There has been much media attention of late about brachycephalic dog breeds – dogs with flat-faces and short noses – and the breathing problems they face. While this might be worrying news for owners of these popular dogs, there is a surgical procedure that can drastically improve their quality of life ensuring everyone – brachys and their owners alike – breathe a little easier.
What’s the problem?
Brachycephalic breeds refer to flat-faced dogs with short-noses and heads. Think Pugs, Pekingese, Boxers, Boston Terriers and Bulldogs (French, British & American) to name a few. Because of their unique anatomy – small head, nose and airways and long, soft palate – many of these dogs have difficulty breathing.
Fur Life senior vet Dr Duncian Runciman, provides his perspective
on brachycephalic dog breeds and gives us the lowdown on the surgical procedure that can help them breath a little easier.
Duncan says: “It’s all about how hard they work to breathe. It’s similar to trying to suck up a milkshake through a straw and hitting a big blob of ice cream. You suck so hard the straw collapses. That’s what’s going on with brachys when they breathe. They suck really hard with each breath, and that puts immense pressure on their airways and larynx. Gradually, they get weaker and weaker to the point of collapse, or in the worst case, suddenly die,” he says.
There is a fix for some breathing issues
Duncan is quick to point out brachys don’t need to live with breathing problems. There is an option owners can consider that can vastly improve their dog’s quality of life – soft palate surgery.
“We can do three things in the surgery. We can widen the outside of the nose, we can remove excess tissue around the larynx, and we can shorten the soft palate. This long, soft palate is the biggest problem brachys have so making it smaller is really important,” he says. “These three things can dramatically improve the amount of air brachys get with every breath. It varies from dog to dog but overall, the results are fantastic.”
He recalls one British Bulldog in particular whose life was changed by the simple surgery.
“Before surgery, the dog was almost collapsing on the surgery floor, struggling to breathe and walk around. It walked out of surgery better than it walked in, even if it was a bit groggy!

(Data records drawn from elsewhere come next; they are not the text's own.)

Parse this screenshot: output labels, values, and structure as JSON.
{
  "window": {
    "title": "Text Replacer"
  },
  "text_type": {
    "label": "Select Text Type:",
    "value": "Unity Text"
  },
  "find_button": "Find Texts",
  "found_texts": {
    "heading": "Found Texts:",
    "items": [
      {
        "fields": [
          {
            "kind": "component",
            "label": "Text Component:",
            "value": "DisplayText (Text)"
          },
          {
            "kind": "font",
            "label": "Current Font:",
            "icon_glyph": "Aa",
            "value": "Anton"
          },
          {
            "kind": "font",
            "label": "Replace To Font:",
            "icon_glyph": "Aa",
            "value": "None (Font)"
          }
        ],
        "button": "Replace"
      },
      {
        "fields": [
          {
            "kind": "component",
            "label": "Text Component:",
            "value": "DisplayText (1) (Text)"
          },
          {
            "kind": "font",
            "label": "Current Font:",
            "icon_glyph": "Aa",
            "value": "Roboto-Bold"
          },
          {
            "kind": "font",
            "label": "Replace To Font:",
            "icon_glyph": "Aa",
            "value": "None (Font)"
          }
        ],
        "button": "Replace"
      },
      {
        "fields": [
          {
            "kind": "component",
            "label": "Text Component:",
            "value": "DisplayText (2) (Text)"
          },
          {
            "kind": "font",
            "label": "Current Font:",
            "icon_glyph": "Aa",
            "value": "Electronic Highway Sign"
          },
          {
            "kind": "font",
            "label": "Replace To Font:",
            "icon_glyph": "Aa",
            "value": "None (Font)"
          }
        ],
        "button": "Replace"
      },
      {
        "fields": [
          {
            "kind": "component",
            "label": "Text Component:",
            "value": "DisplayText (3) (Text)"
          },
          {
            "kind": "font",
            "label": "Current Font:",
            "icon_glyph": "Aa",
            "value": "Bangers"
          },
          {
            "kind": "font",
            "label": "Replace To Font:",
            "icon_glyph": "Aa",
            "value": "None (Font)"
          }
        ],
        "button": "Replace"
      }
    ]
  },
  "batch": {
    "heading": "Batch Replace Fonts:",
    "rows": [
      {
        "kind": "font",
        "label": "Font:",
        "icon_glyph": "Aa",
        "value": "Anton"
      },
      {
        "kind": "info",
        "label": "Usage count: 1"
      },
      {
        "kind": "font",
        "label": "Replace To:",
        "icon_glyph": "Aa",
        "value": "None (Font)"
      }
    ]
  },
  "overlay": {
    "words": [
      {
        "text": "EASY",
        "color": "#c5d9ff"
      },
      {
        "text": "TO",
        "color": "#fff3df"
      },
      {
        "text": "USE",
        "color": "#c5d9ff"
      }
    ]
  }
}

And that dog now chases rabbits,” he says smiling.
British Bulldog before undergoing soft palate surgery!
British Bulldog after soft palate surgery – what a difference!
If your dog snores have him checked by a Fur Life Vet so you can both breath a little easier!
Do all brachycephalic breeds need surgery?
This is something that is assessed on a case by case basis as some have dogs have good-sized noses. But Duncan recommends most brachycephalic breeds should be assessed by a vet by six months of age, and that most will benefit from at least having their soft palate shortened.
Indicators that your dog could benefit from soft palate surgery:
- They snore
- They struggle to draw breath, or pant excessively, when going about their everyday activities
Special care needs for your brachy
But there are some things you can do to help keep them extra safe, in addition to surgery:
- Watch their weight– excess fat puts added strain on organs & airways
- Don’t push them when exercising– know their limits & take short walks at cooler times
- Use a harness rather than a neck collar
- Keep them cool– small brachys overheat quickly. It doesn’t have to be hot; a long walkcan do it
- Know the heat stress signs (see below)
Warning signs of heat stress
- 1st stage – increased panting & slowing down
- 2nd stage – excessive panting, raised body temperature, collapsing, vomiting &/or diarrhoea
At the second stage, your brachy is overheating internally and in real danger. Get them out of the sun, cool them by dousing them in water and seek immediate vet attention.
Duncan is also a fur-parent to a brachy – a happy, little French Bulldog by the name of Winston. In Winston’s case, he only needed a soft palate resection as he has a wide, open nose. But it made a world of difference to his running abilities – something Duncan’s kids are happy about … but not so the cattle when Winston finds his way through the fence!
There was another added bonus of the surgery: “Winston no longer snores so he can sleep in the house,” Duncan laughs.
Dr Duncan Runciman
Fur Life Vet Gippsland